Health trends from the 70s to the present day
We continue to benefit from health trends and our knowledge on what constitutes physical well-being is constantly growing. Over the years, activities like yoga and fitness training have become firmly established in our society – and have evolved even further.
The 70s: nutrition
After World War II, the population begins to eat more. In the 70s, nutrition becomes a publicly discussed topic. The health-conscious look to healthy nutrition and weight-loss diets to reduce the rise in weight problems, high blood pressure and diabetes.
What do we eat today?
Much has happened since the 70s and it’s no longer only a question of counting calories. The focus today lies much more on choosing the right foods and the topic of sustainability.
Awareness: the high sugar and salt levels in sweetened drinks and convenience foods have a damaging effect on our well-being. Secretly, we all know that going without would be the answer. Awareness of which foods are particularly healthy is rising. We're now eating healthy fats in the form of avocados and nutritious superfoods in the form of nuts and berries.
Sustainability: besides the increasing awareness of health factors, the sustainable use of foods is also gaining traction. Those who eat a vegetarian or vegan diet are benefiting themselves and the environment.
The 80s: fitness
In the early 80s, videos of Jane Fonda’s aerobic activities and pictures of Arnold Schwarzenegger’s muscles travel the world. The two stars encourage more exercise and regular training with weights. The body becomes a status symbol that is to be seen and admired.
Who is still doing this to themselves?
Enthusiasm for the six-pack or well-toned triceps has by no means diminished.
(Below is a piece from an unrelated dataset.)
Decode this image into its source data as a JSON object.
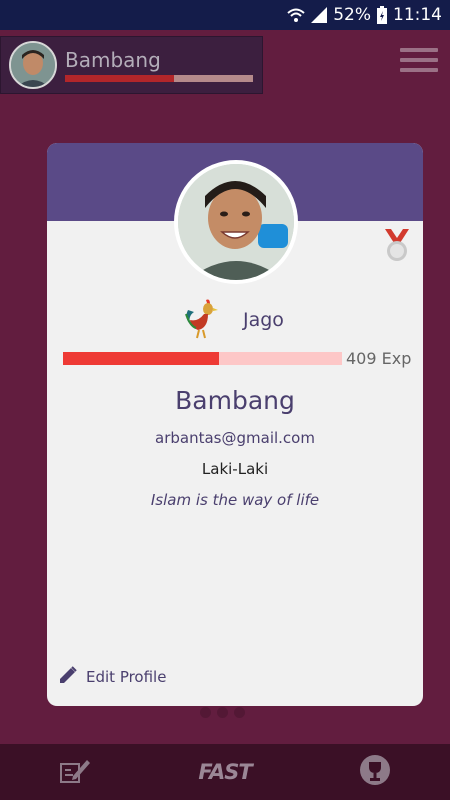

Proof of this are people’s reactions to footballer Cristiano Ronaldo's torso or the upper arms of former First Lady Michelle Obama.
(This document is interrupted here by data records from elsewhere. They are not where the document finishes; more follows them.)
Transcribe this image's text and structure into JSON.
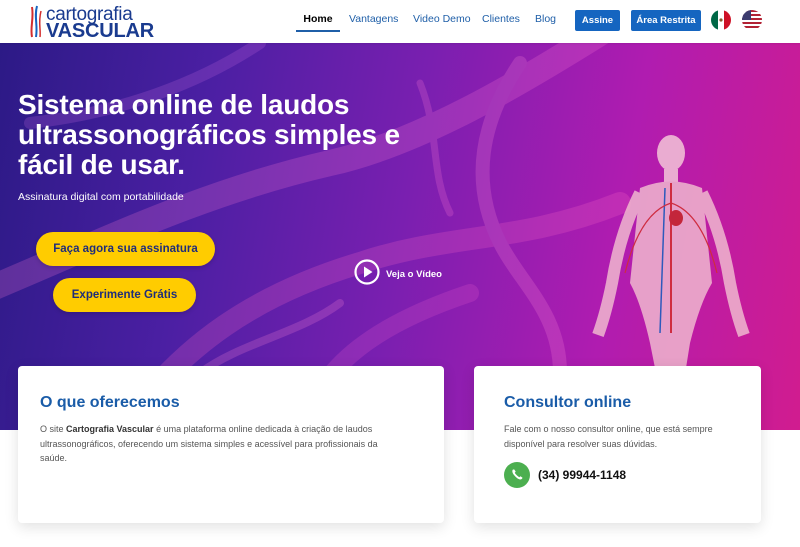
{
  "brand": {
    "name_top": "cartografia",
    "name_bottom": "VASCULAR"
  },
  "nav": {
    "items": [
      "Home",
      "Vantagens",
      "Video Demo",
      "Clientes",
      "Blog"
    ],
    "subscribe_label": "Assine",
    "restricted_label": "Área Restrita",
    "languages": [
      "mexico-flag-icon",
      "usa-flag-icon"
    ]
  },
  "hero": {
    "title": "Sistema online de laudos ultrassonográficos simples e fácil de usar.",
    "subtitle": "Assinatura digital com portabilidade",
    "cta_primary": "Faça agora sua assinatura",
    "cta_secondary": "Experimente Grátis",
    "video_label": "Veja o Vídeo"
  },
  "offer_card": {
    "title": "O que oferecemos",
    "text_prefix": "O site ",
    "text_brand": "Cartografia Vascular",
    "text_rest": " é uma plataforma online dedicada à criação de laudos ultrassonográficos, oferecendo um sistema simples e acessível para profissionais da saúde."
  },
  "consult_card": {
    "title": "Consultor online",
    "text": "Fale com o nosso consultor online, que está sempre disponível para resolver suas dúvidas.",
    "phone": "(34) 99944-1148"
  },
  "colors": {
    "primary": "#1565c0",
    "accent_yellow": "#ffcc00",
    "title_blue": "#1a5ca8",
    "whatsapp_green": "#4caf50"
  }
}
Establishment of gyms
In the meantime, people have started going to the weight room for the sake of their health rather than for aesthetic reasons. Strength training serves to build up muscles after an accident and correct posture problems. Thanks to the fitness hype, opportunities to exercise here in Switzerland abound too – whether in the city, the agglomeration or the countryside.
The 90s: yoga
It is at the latest with the Beatles that the West becomes interested in these physical exercises from India. In the 90s, Gwyneth Paltrow and Madonna turn yoga into a massively popular form of physical and mental relaxation. Yoga reduces stress, brings balance to the mind and strengthens the immune system.
Yoga came and stayed. Thanks to yoga, we have learned to switch off. Like fitness exercises, yoga can be practised almost anywhere: alone at home, in a group course with other yogis, or at a yoga retreat in the mountains.
For young and old: yoga is adaptable
Anyone can do yoga – irrespective of how flexible their body is. The range of differing styles of yoga is wide: hatha yoga, vinyasa yoga, power yoga, etc. In theory, only a minimum of equipment is needed for yoga. Today, however, we're spoilt for choice with attractive mats, functional yoga clothing and sustainable water bottles.
The 00s: wearables
The mid-noughties sees the arrival of wearables like fitness trackers and smartwatches. Worn on the wrist or carried in a pocket, the little gadgets show the user’s daily step count or heart rate.
Have you done your 10,000 steps today?
- Advancing digitalisation and the evolution of wearables mean that people are now monitoring their own bodies. “Self-tracking” is the buzzword.
- Health and fitness are no longer left to chance: with information on calorie burn, exercise intensity and relaxation phases we can optimise our physical fitness. The device shows us when we should rest or move more.
- Many wearables motivate users with a gamification approach: on reaching a fitness goal, users are awarded a virtual badge that can be shared with the online community.
Present day: mental health attitudes
Most sections of society today see depression and anxiety disorders as serious illnesses. Young adults are more aware of their feelings and able to talk about their illnesses.
Shouldn't we all talk about it?
Young people tend to be more open towards therapy, which is now no longer a taboo subject. This development has led to benefits for young and old alike as talking about our feelings and fears can break the taboo around mental illness.
Sufferers of depression or any form of anxiety disorder can now be helped. Research around mental health is constantly growing and being incorporated into the different therapy forms. Today, mental illnesses are recognised at an early stage. At the same time, the range of therapy options has increased.